**** Source data

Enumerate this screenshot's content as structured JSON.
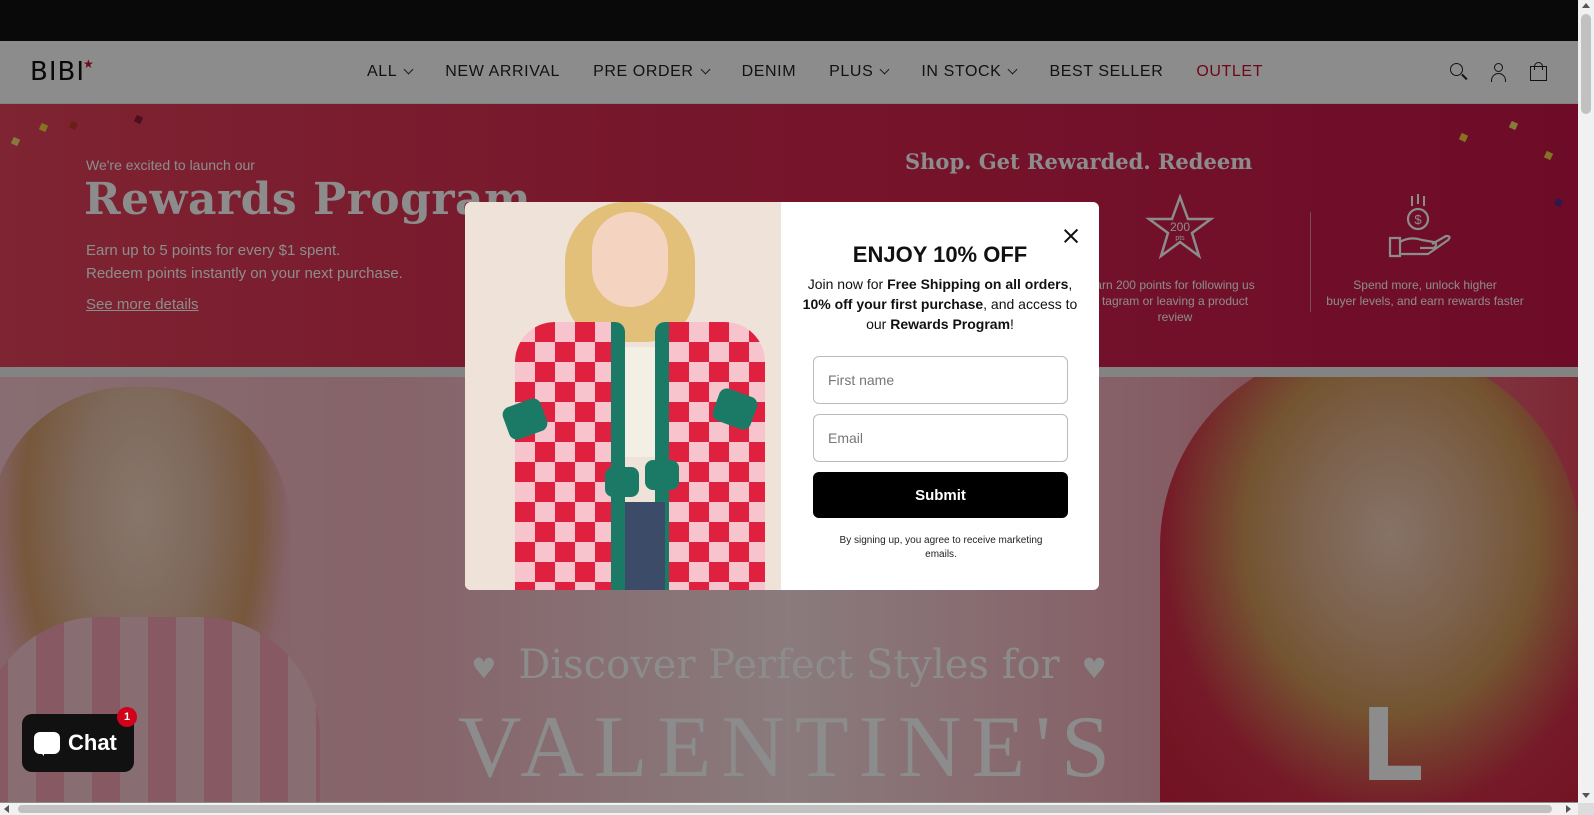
{
  "brand": {
    "logo": "BIBI",
    "logo_star": "★"
  },
  "nav": {
    "items": [
      {
        "label": "ALL",
        "dropdown": true
      },
      {
        "label": "NEW ARRIVAL",
        "dropdown": false
      },
      {
        "label": "PRE ORDER",
        "dropdown": true
      },
      {
        "label": "DENIM",
        "dropdown": false
      },
      {
        "label": "PLUS",
        "dropdown": true
      },
      {
        "label": "IN STOCK",
        "dropdown": true
      },
      {
        "label": "BEST SELLER",
        "dropdown": false
      },
      {
        "label": "OUTLET",
        "dropdown": false,
        "color": "#c8102e"
      }
    ],
    "icons": [
      "search-icon",
      "account-icon",
      "cart-icon"
    ]
  },
  "rewards": {
    "intro": "We're excited to launch our",
    "title": "Rewards Program",
    "line1": "Earn up to 5 points for every $1 spent.",
    "line2": "Redeem points instantly on  your next purchase.",
    "link": "See more details",
    "tagline": "Shop. Get Rewarded. Redeem",
    "tile1_line1": "arn 200 points for following us",
    "tile1_line2": "tagram or leaving a product review",
    "tile1_badge": "200",
    "tile1_badge_sub": "pts",
    "tile2_line1": "Spend more, unlock higher",
    "tile2_line2": "buyer levels, and earn rewards faster",
    "tile2_icon": "$"
  },
  "hero": {
    "subtitle": "Discover Perfect Styles for",
    "title": "VALENTINE'S",
    "heart": "♥",
    "shirt_text": "L"
  },
  "modal": {
    "title": "ENJOY 10% OFF",
    "text_before": "Join now for ",
    "bold1": "Free Shipping on all orders",
    "sep1": ", ",
    "bold2": "10% off your first purchase",
    "text_mid": ", and access to our ",
    "bold3": "Rewards Program",
    "text_end": "!",
    "first_name_placeholder": "First name",
    "email_placeholder": "Email",
    "submit_label": "Submit",
    "legal": "By signing up, you agree to receive marketing emails."
  },
  "chat": {
    "label": "Chat",
    "badge": "1"
  },
  "colors": {
    "accent": "#c8102e",
    "rewards_bg": "#d92a50",
    "submit_bg": "#000000",
    "cardigan_red": "#e0203f",
    "cardigan_green": "#1a7a66"
  }
}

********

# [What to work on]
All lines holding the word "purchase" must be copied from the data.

# [Your response]
    "line2": "Redeem points instantly on  your next purchase.",
    "bold2": "10% off your first purchase",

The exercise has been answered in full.